UK employers have hired 67,645 more female researchers in the last decade, yet the UK ratio of women working in R&D compared to men is almost unchanged at 39% in the past 10 years.
The analysis of OECD data by Catax (a Ryan company) shows the UK has 213,856 women working in R&D out of a total workforce of 548,498.
While the UK has the highest number of women working in R&D, in terms of the ratio of women to men, it is down in 12th place.
Argentina has the highest proportion of female researchers at 53%, followed by Latvia with a nearly 50-50 split. Argentina and Latvia are the only countries where the number of women in the R&D workforce is greater than men.
Jodie O’Sullivan, R&D Claims Team Manager at innovation funding specialist Catax, is a Biochemistry graduate who made the transition into a professional services role after finishing her bachelor’s degree.
She commented: “The UK should be proud that it is home to so many female researchers, but there is still a way to go to improve the gender balance. There are still six men for every four women researchers in the UK, a figure nearly unchanged in the last decade.
“Government ambitions to make the UK into a science superpower, with huge levels of investment, means this is an incredibly exciting time to be working in R&D. However, the industry must do more to show it is a profession that is accessible to all, and offering great career opportunities.”
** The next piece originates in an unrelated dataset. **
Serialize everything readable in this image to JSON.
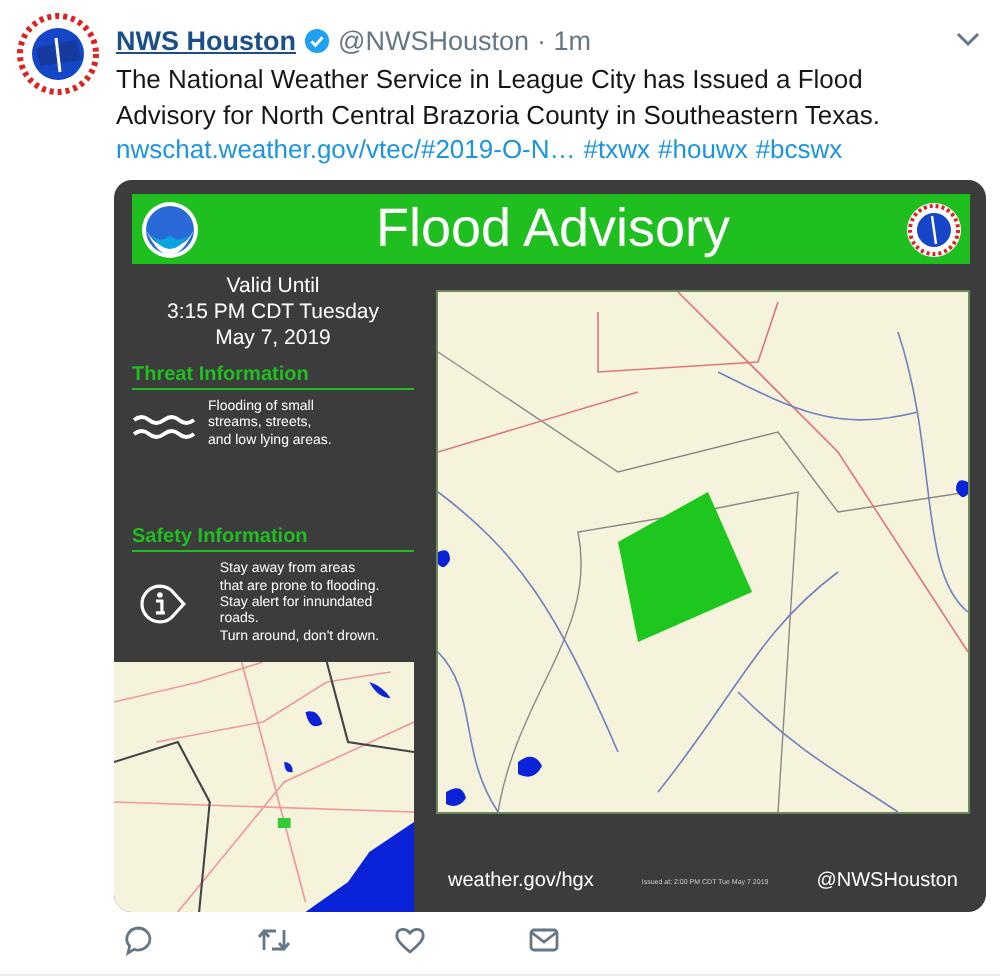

Table 1: Countries with the most female researchers
|Rank||Country||Female researchers |
|Female researchers 2009||% change over past decade|
Table 2: Highest proportion of female researchers
|Rank||Country||Proportion of female researchers |
|Proportion of female researchers 2009||% change|
* Data not available